Jamie Shea: Dimitri, I don't have all the details on how those initial contacts took place.
Dimitri: Secondly, is it possible a meeting between Clark and General Damic in respect that he was indicted?
Jamie Shea: I am not going to speculate on that.
Dimitri: But in principle?
Jamie Shea: No, I am not going to speculate at all. It will be for the North Atlantic Council to decide at which level those military-to-military contacts take place. It is not the personalities that count, it's the fact that we get the essential details nailed down in a verifiable way.
Jake Lynch, Sky News: Jamie, just to ask you to comment on a rumour circulating in Cologne, apparently originating from diplomatic sources, that a plan is currently under discussion to halt the bombing on Sunday and for KFOR to enter Kosovo on Tuesday.
Jamie Shea: Jake, I never speculate on rumours.
Question: Can you tell me, please, whether NATO is scaling back its air strikes or leaving some parts of Kosovo untouched to clear a corridor for retreat?
Jamie Shea: Madam, with all due respect, I think I answered that question when Mark asked it of me just a few moments ago.
Pierre Julien RTL: Parmi les moyens de vrification du retrait des troupes serbes du Kosovo, l'OTAN est-elle en train d'utiliser ou tout au moins de regarder si elle pourra mettre des troupes au sol pour vrifier ?
Jamie Shea: Pierre, je crois que les moyens de vrification sont bien tablis avec les moyens ariens dont nous disposons qui nous permettent de voir visiblement si on assiste un vritable retrait ou non.
Karen: Will NATO insist on verification on the ground?
Jamie Shea: No. Pierre just asked me that question and as I said before, we have all of the air assets necessary to be able to tell that there is a serious, complete, irreversible withdrawal of the Serb forces. We don't, Karen, honestly need troops on the ground for that. If it is the real thing, we'll recognise it when we see it.

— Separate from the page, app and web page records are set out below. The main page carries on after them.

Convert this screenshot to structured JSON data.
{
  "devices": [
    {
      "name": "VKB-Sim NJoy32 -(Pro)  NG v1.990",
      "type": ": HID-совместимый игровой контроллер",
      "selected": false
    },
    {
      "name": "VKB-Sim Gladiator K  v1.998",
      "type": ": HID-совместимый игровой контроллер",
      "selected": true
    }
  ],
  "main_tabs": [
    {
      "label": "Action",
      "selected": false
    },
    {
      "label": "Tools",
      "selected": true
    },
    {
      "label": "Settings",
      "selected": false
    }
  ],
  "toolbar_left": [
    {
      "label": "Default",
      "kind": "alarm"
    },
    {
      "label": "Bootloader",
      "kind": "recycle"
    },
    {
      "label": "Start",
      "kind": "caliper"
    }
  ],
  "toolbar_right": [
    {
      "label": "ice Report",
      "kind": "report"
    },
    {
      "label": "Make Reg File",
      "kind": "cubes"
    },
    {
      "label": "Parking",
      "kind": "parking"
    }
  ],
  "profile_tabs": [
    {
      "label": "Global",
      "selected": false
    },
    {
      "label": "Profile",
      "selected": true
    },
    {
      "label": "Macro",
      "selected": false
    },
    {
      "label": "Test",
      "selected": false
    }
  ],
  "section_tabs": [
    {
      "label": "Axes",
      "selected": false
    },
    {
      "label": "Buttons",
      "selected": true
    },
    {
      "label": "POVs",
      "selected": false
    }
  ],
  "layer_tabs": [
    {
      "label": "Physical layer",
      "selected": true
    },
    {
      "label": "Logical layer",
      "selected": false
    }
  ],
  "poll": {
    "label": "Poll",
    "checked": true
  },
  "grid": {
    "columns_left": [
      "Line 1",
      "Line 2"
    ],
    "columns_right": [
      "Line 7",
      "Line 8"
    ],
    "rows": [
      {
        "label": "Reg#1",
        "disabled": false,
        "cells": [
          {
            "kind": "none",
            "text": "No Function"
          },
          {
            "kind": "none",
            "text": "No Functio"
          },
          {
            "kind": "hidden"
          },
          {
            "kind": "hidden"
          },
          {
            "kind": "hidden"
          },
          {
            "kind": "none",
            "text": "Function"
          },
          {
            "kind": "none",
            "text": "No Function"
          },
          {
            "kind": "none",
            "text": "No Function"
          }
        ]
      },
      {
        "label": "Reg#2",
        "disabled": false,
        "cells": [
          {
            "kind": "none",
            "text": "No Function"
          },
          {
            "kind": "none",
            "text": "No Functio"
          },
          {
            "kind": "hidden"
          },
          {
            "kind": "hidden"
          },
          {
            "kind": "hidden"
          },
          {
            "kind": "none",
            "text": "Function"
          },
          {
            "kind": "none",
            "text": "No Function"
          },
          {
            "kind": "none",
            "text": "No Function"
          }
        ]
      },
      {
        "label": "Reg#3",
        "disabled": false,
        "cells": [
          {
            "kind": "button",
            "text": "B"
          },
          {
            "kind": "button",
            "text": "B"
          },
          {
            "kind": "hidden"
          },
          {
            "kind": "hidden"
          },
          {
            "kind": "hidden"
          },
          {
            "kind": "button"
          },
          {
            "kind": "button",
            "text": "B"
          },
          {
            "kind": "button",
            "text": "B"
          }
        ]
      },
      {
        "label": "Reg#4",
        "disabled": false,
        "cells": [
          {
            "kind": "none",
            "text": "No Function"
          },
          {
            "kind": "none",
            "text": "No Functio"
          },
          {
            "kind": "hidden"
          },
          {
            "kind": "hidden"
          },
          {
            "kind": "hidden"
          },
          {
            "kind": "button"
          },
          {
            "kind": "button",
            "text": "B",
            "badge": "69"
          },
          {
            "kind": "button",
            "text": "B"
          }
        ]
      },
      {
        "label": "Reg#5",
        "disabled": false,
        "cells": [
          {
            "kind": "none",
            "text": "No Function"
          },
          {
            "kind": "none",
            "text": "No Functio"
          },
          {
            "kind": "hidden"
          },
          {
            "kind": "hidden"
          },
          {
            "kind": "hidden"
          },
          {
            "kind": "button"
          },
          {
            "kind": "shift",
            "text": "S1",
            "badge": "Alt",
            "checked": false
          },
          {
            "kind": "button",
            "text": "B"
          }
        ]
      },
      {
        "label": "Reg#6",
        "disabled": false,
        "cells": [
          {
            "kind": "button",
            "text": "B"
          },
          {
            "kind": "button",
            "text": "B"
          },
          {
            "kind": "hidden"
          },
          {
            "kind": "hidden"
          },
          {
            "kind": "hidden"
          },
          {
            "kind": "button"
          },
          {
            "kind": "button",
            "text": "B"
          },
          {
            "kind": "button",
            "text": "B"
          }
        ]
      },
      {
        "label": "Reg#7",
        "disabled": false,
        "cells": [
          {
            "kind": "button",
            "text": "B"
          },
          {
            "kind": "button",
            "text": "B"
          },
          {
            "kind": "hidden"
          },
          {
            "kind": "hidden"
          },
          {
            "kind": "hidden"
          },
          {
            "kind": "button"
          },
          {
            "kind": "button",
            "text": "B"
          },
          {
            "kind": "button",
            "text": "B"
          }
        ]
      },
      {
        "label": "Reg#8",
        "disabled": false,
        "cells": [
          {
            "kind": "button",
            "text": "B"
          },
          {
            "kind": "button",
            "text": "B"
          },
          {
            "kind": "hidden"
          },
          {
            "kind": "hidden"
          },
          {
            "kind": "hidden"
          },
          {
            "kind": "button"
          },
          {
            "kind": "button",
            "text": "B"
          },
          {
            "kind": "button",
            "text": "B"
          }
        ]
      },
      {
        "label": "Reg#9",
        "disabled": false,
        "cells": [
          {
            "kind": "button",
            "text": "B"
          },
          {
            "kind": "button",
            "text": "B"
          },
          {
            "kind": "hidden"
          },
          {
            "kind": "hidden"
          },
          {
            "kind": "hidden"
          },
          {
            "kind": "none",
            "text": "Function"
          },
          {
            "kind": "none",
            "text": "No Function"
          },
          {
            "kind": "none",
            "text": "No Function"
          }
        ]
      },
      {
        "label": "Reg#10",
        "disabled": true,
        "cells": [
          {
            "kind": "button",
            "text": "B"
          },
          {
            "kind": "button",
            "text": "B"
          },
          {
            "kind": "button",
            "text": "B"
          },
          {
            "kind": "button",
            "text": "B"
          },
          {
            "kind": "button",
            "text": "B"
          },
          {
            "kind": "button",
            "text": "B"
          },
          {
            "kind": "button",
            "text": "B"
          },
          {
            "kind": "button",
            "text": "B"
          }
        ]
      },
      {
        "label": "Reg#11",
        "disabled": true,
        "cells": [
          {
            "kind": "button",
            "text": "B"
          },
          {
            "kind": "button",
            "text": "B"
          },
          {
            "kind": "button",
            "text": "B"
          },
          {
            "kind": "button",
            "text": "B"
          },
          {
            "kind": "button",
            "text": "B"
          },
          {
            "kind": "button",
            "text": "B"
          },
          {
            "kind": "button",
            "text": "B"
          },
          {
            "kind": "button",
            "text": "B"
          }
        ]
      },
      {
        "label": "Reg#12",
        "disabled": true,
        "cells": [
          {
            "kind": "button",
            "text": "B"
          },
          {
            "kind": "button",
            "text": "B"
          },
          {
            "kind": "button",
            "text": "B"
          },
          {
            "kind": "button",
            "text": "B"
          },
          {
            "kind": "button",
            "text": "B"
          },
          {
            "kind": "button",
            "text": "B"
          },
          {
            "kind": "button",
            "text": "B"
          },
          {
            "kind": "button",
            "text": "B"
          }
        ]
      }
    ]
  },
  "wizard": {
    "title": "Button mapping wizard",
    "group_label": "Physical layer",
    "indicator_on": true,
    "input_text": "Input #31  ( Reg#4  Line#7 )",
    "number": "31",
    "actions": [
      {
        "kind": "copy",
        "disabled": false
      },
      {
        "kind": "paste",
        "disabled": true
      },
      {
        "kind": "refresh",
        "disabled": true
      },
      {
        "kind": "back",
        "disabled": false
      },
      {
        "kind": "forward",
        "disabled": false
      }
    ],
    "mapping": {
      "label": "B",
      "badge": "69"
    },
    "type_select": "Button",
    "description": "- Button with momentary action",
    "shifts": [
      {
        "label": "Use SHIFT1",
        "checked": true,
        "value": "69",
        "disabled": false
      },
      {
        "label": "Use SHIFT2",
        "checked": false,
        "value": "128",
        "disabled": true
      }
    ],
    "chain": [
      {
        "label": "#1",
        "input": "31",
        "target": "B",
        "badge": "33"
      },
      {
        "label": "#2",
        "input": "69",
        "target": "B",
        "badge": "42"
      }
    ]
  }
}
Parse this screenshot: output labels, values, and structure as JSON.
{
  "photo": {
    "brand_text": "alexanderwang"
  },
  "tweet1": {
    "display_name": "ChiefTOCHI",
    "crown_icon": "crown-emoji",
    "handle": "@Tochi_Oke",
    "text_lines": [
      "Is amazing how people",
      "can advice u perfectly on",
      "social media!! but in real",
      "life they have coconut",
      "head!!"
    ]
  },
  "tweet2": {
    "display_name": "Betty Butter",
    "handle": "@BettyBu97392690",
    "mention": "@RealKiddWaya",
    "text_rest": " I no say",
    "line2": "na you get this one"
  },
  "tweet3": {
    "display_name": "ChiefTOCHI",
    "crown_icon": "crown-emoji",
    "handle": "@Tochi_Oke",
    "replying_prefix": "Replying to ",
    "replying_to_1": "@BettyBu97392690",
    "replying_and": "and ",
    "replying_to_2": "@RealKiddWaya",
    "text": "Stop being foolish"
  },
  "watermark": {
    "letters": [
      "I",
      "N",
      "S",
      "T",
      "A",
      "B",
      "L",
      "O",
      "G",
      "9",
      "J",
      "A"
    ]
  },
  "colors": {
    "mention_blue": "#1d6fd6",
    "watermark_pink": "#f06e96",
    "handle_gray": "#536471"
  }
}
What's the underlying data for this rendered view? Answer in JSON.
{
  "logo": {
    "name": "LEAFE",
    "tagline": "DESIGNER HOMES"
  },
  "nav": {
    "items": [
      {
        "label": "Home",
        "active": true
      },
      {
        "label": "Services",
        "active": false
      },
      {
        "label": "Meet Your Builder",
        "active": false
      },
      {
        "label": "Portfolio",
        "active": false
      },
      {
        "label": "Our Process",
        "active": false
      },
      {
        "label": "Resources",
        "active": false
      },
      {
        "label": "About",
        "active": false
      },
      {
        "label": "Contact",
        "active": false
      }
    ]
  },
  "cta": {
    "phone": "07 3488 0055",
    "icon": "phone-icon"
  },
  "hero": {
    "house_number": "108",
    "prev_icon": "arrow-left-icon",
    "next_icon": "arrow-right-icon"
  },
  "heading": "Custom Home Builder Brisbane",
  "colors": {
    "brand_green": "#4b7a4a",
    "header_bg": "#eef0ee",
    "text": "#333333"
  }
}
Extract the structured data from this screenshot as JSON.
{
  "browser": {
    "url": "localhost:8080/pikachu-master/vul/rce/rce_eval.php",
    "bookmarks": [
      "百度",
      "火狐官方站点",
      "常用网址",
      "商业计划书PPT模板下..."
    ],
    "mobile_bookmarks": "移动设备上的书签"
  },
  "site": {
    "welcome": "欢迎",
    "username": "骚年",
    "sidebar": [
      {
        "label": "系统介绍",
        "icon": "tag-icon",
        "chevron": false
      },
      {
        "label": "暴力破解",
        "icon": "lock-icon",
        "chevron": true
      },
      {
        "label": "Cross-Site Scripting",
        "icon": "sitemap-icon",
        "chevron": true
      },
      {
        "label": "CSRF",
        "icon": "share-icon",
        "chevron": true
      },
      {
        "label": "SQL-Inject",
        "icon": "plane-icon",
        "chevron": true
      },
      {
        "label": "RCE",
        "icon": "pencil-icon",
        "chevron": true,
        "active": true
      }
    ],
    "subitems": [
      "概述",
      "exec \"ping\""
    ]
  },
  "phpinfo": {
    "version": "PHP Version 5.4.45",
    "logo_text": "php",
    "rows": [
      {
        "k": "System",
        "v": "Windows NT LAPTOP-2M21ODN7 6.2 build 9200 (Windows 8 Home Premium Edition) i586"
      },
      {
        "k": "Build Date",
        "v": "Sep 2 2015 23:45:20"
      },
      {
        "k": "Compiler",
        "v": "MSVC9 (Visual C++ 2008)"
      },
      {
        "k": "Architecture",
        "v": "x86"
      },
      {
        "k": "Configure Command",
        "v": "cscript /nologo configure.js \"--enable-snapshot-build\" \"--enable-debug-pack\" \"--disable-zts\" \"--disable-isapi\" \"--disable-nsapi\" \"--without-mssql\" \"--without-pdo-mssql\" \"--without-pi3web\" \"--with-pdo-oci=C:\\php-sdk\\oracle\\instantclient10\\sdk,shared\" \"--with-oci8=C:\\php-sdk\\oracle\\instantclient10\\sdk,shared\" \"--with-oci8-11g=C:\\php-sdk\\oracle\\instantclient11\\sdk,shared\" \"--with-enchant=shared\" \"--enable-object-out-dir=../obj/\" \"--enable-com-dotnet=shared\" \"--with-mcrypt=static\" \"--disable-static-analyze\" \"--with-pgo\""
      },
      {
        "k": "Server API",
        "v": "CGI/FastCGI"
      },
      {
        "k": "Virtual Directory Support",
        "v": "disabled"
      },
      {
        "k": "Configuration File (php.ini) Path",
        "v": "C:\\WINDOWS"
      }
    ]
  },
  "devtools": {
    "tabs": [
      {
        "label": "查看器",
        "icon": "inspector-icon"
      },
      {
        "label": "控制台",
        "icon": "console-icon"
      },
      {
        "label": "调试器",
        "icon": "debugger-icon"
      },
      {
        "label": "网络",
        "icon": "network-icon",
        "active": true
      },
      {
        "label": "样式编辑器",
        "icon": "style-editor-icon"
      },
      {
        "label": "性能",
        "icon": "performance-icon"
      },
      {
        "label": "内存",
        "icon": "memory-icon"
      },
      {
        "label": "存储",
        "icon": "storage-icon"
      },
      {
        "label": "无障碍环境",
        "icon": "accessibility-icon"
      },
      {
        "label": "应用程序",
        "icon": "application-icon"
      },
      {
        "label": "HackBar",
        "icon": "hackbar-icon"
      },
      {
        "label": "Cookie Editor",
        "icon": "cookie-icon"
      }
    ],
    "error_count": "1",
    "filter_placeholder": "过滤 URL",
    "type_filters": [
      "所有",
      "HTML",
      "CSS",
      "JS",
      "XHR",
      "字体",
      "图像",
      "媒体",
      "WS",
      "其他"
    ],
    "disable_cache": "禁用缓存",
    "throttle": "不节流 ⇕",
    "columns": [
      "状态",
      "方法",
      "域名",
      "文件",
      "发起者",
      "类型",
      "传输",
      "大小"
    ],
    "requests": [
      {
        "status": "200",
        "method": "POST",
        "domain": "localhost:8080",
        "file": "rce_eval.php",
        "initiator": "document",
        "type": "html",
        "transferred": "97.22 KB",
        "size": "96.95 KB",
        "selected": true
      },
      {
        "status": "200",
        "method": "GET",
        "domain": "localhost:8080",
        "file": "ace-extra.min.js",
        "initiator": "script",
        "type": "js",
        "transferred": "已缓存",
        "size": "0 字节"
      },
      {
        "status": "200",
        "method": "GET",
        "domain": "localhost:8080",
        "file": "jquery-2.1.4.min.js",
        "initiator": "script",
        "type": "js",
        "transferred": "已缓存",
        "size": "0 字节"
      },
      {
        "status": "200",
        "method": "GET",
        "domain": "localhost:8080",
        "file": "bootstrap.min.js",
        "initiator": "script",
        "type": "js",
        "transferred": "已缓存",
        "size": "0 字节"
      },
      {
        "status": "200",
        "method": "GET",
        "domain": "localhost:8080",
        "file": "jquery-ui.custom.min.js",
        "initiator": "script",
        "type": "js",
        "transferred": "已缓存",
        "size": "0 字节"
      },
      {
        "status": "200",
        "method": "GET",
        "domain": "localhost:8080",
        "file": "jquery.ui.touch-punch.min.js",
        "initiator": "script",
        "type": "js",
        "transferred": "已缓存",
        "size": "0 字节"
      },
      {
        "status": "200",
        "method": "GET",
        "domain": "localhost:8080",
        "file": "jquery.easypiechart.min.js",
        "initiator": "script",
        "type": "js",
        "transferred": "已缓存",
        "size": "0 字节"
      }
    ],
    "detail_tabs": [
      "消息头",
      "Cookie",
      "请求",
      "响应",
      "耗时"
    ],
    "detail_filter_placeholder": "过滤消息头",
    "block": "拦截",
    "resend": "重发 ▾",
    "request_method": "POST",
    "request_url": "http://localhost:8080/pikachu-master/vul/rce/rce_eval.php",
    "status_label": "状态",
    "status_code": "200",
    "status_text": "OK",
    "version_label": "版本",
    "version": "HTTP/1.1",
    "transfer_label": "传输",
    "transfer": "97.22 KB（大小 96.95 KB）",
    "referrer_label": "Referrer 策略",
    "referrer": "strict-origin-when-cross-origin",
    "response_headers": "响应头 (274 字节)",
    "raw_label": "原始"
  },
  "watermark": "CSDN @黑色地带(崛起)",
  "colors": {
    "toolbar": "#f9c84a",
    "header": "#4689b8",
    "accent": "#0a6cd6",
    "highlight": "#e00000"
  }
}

Ladies and gentlemen, don't forget the Secretary General about one o'clock and General Jertz will be with me at 3 o'clock for the daily operational update.